What I would like to do is talk about one thing that often gets lost in our discussions around “functional qualities” and (so-called) “non-functional qualities.” It’s the human.
Think of some human qualities.
This would be “trust” or “irritation” or “boredom” or “excitement” or “engagement.” These are the things that happen to people as a result of using what we provide them. There can be increases or decreases in any of these human qualities, based upon how what we provide them functions.
This is the link — weak or strong — between customer problems and business success. Consider that people do have different tolerances for problems and, as an evolving technology society, we’ve grown to accept (or at least tolerate) some aspects of software systems. But when there are many alternatives — or even any alternatives — people can have lower tolerances.
A key area of study in quality, particularly recently, is tolerance thresholds. For people, that is. The idea of “correctness” broadens into “value” when we bring in the tolerances and sensitivities of both technology and people. Those tolerances and sensitivities influence the perception of quality and the ability to produce it.
The Axes of Tolerance
Consumers broadly have tolerance levels you have to consider along two key axes: the barrier to entry and the barrier to use. Imagine your customers asking these questions of your product or service:
- “How hard is it to start using you?”
- “How painful is it to keep using you?”
This gives a hint of design choices to promote as part of quality: the principles of least surprise and least effort. If users feel too much negative “surprise” at how the app works (cluttered, technical issues, slowness, non-secure) or feel it takes too much cognitive effort to use, they’ll abandon.

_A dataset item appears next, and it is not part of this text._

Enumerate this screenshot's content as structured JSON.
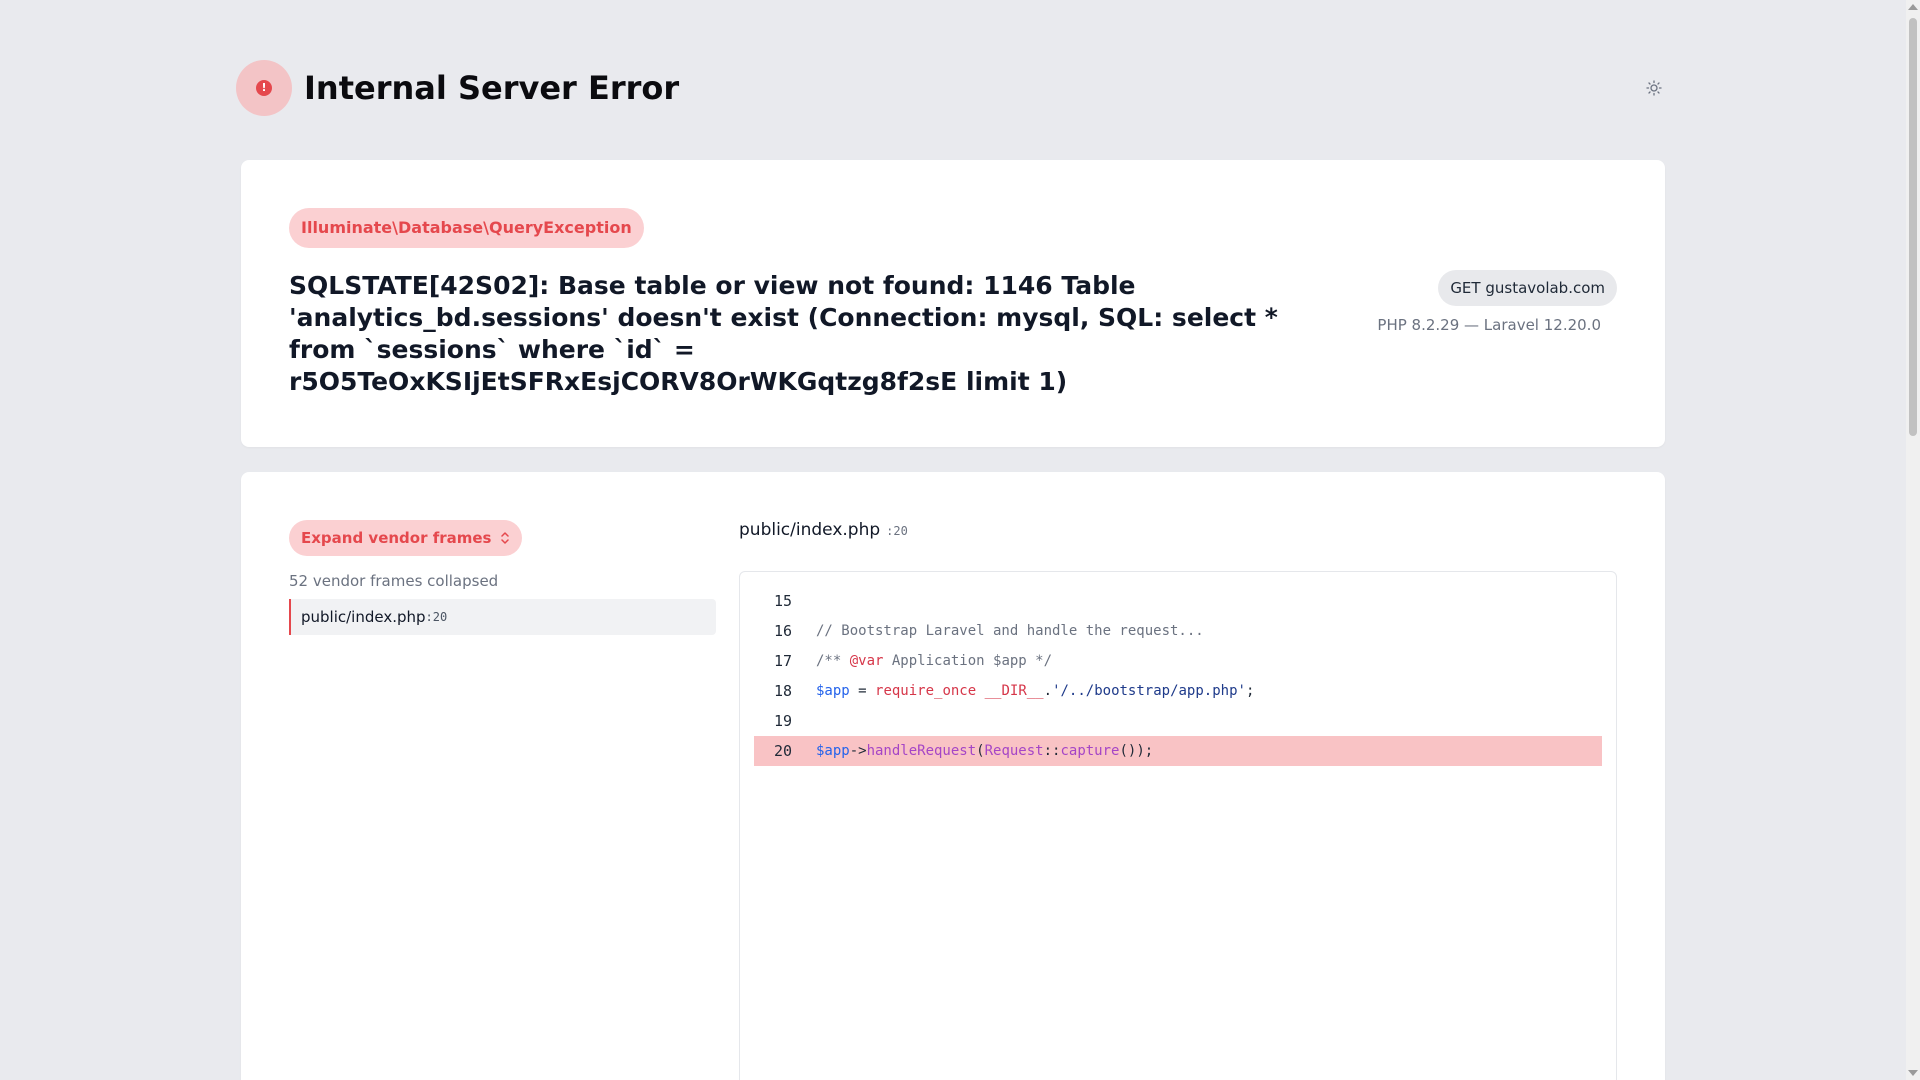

Yes, there are other factors here like how much competition there exists for what you are providing and how easy or not it is to move to that competition. But the same questions as above are effectively being asked and the same principles will apply.
I suppose we could call these human qualities non-functional and frame our requirements around them. But keep in mind that definition of non-functional: not having any particular purpose or function.
Yet these human qualities do very much serve a purpose and function: they tell us what we are or are not valuing about an experience with some bit of functionality that someone is trying to get us to use. And they do function as a means to prodding us to continue or discontinue using something based on our quality assessments.
Relevance for Specialist Testing
I started this post off with the possibly charged comment that specialist testers should know all this and that the use of an inaccurate term like non-functional is one way to distinguish.
But why do I say that? Or, reframing a bit, why is this something that specialists have to understand and amplify?
Testing is fundamentally a human discipline. It’s about understanding the intersection between people and the products or services we produce. That intersection leads to understanding how people reason about things, how they engage their emotions when using things, where people have low and high tolerances, etc.
All of these aspects form the sensitivities that exist between people and technology. And those sensitivities — conscious and unconscious — are the means by which people determine what “quality” means for them in any given context.
Testing, if treated as a broad discipline that puts pressure on design, provides a way to reason about not just how things work, but how they should work; what kind of value is being provided; why certain value is desired. These are distinctly human approaches that benefit from engagement with the people who will actually use and decide about the quality they feel they are (or are not!) getting.
Specialist testers will articulate all of this in some way.
I don’t know if I’ve managed to convince anyone else except myself.
I’ll close by saying that, ultimately, my rationale here is to get rid of a term that is often mis-used and start framing our activities around human qualities and functional qualities, the former being much more important and informing the latter. This nomenclature shift also keeps the focus on the term “qualities” — aspects that can be present or absent; aspects that add value but that can also degrade over time.